However, I have developed a few habits that have stuck. One of those is “timestamping” everything … and regretting it when I don’t. My sense of continuity is like the center line striping of a long stretch of unmaintained highway — the existing gaps are exacerbated by the wear and tear until there’s only an occasional mark to remind you it once existed.
So, when the morass of notes, post-its, documents, spare parts, etc., gets too deep, and I have to take time to get everything handled and filed (or tossed) away, the timestamps are invaluable. Otherwise I stare at some cryptic scribble wondering “WTF is this?” and wracking my brain to figure out when I wrote it, whether it’s been dealt with or should I shift into emergency mode, or if it’s now OBE.
To start the day off right, one of the first things I do when I get to work, right after docking my laptop and often even before getting coffee (gasp), is to put the date and day of week (eg, “2008-08-08, Fri”) on the top sheet of my scratch paper stack. I try to carry that habit over to every piece of paper I use.
Although applications or the file system itself takes care of timestamping all my digital work, I generally embed a timestamp indicating when the actual content was created or changed, because I’m more interested in that rather than when its container was modified — copying, moving, or emailing files across multiple systems tends to play havoc with meta timestamps.
I also have a few pet peeves.
The totally useless “Edited: now()” that I occasionally see in a spreadsheet or document. Just opening it for viewing or printing sets the value to the current date and time. Just what was the author thinking?
Another related stupidity is the “Accessed:” time displayed by MS Windows when you right-click a file for properties. Amazingly it’s always right now. You’d think that after a few decades of seeing this done right on other operating systems, they’d know better than to update the metadata of a file when asking for that metadata. Either fix it or remove it from the display.
I also detest applications that want to re-write files just because they were opened. If I don’t make any changes, don’t write anything out to disk, ok? That’s what the “accessed” metadata timestamp is for … oh, wait.
Oops, I’m starting to rant.

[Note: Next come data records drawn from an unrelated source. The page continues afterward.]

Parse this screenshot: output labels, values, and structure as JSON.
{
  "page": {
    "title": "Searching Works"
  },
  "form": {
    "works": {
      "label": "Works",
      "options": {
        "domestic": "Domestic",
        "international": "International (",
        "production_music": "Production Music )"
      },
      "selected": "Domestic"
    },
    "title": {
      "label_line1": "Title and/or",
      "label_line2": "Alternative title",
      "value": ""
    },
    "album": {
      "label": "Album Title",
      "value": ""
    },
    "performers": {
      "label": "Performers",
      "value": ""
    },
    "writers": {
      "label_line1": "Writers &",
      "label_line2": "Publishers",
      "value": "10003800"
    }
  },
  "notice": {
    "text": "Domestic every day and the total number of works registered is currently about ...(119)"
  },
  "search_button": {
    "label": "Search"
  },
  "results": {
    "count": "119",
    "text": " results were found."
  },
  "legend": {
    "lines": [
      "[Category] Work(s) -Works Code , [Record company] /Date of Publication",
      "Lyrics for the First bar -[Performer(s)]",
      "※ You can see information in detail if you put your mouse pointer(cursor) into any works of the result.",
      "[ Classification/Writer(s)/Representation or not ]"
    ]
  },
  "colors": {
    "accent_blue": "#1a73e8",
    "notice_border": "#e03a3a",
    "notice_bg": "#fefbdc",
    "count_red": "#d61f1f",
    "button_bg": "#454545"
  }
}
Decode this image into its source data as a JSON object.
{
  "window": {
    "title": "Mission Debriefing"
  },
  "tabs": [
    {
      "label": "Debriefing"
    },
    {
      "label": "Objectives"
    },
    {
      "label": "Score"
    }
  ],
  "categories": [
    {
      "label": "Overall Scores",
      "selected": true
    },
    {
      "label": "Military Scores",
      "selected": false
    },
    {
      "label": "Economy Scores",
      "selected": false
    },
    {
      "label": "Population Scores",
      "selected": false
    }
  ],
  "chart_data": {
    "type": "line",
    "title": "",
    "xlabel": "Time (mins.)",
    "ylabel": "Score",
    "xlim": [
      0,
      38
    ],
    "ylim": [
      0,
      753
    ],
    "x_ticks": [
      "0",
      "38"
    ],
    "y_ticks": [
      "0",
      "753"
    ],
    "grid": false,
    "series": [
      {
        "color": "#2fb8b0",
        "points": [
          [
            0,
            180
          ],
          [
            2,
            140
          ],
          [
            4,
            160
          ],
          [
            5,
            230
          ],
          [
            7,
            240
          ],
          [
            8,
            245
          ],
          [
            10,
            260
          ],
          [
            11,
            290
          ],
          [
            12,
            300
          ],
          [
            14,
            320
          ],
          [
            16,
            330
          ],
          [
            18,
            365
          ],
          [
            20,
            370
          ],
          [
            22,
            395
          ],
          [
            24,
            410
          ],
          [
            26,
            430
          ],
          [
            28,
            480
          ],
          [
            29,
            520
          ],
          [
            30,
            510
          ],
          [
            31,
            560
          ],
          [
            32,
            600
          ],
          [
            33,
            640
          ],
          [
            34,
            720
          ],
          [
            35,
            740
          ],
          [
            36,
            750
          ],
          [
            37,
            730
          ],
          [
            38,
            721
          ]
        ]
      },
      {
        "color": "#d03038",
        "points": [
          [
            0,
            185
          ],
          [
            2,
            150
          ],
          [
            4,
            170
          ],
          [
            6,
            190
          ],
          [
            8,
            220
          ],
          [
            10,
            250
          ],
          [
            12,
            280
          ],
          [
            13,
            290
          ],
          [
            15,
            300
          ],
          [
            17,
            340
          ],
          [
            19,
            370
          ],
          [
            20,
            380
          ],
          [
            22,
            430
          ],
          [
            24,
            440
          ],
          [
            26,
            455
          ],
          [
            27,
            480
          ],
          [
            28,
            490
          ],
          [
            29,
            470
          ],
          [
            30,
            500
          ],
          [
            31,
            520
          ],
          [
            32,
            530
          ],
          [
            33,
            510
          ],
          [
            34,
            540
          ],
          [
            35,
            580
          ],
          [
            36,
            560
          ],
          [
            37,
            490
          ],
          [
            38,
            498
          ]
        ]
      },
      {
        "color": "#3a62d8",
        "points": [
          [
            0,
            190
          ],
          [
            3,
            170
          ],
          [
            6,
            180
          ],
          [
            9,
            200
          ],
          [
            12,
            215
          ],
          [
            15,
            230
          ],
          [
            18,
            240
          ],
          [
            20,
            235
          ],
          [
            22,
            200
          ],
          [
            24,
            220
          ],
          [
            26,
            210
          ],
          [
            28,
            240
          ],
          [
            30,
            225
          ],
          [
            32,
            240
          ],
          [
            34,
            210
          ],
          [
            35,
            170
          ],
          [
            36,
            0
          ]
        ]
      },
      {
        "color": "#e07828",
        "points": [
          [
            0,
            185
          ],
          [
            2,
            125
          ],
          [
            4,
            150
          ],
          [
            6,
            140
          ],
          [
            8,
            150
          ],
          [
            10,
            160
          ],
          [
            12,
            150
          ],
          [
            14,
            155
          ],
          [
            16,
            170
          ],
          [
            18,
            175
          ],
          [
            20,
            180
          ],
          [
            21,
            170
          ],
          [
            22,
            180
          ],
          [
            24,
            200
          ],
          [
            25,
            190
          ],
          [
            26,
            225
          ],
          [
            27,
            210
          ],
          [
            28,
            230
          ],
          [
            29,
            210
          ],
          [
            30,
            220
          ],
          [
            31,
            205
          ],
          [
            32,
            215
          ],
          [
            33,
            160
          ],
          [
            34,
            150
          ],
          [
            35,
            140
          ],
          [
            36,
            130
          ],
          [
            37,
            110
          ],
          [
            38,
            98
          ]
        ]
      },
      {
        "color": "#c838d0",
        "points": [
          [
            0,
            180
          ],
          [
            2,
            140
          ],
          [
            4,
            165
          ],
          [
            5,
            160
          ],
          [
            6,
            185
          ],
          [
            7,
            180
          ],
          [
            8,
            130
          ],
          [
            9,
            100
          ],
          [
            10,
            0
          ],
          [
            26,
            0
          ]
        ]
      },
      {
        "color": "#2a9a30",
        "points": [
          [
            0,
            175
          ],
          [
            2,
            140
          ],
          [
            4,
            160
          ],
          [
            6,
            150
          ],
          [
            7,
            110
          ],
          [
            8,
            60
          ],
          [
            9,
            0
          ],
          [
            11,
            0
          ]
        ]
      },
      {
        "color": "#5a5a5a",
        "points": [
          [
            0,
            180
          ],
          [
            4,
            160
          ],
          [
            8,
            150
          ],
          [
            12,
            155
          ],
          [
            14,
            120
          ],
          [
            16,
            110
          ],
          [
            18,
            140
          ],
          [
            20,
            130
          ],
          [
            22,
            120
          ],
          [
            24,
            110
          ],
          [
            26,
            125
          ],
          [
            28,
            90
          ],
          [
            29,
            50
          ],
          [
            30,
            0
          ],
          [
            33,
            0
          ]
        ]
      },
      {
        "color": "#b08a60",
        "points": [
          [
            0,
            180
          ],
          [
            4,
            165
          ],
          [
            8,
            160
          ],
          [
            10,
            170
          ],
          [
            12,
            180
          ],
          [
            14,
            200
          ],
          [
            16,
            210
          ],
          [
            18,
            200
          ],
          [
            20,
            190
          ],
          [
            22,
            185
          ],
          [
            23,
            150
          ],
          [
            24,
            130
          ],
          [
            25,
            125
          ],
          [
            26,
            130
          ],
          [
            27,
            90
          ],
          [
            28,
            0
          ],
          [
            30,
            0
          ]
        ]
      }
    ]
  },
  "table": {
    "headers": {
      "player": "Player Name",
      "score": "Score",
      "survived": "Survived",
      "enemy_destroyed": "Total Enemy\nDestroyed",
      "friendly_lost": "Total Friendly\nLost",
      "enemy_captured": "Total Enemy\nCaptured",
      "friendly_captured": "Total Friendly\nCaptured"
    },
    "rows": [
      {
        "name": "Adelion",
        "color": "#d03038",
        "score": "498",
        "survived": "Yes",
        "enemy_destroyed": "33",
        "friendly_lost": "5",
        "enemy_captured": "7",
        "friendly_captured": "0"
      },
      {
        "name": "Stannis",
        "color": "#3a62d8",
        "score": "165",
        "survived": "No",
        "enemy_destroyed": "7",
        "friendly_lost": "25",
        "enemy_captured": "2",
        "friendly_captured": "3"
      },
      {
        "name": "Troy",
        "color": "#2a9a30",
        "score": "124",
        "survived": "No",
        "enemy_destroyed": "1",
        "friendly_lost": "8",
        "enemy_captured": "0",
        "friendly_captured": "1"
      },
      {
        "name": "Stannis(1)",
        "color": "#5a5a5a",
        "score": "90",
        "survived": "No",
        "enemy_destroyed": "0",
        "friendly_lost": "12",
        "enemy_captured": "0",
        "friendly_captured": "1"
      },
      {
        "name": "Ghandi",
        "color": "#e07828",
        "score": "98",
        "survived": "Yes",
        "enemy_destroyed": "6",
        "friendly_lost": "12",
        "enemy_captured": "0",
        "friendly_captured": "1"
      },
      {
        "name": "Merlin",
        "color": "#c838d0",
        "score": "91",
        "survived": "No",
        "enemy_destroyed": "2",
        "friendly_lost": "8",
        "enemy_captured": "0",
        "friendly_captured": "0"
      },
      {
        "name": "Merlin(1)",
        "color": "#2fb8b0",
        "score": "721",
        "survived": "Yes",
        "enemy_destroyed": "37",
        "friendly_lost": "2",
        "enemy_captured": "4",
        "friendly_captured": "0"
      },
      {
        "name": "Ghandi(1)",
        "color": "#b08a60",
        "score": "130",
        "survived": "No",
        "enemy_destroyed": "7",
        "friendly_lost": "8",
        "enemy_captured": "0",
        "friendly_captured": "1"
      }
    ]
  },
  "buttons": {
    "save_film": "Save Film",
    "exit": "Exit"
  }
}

Next time around I’ll describe a simple but handy notational convention for those running notes I mentioned in the scratch paper post.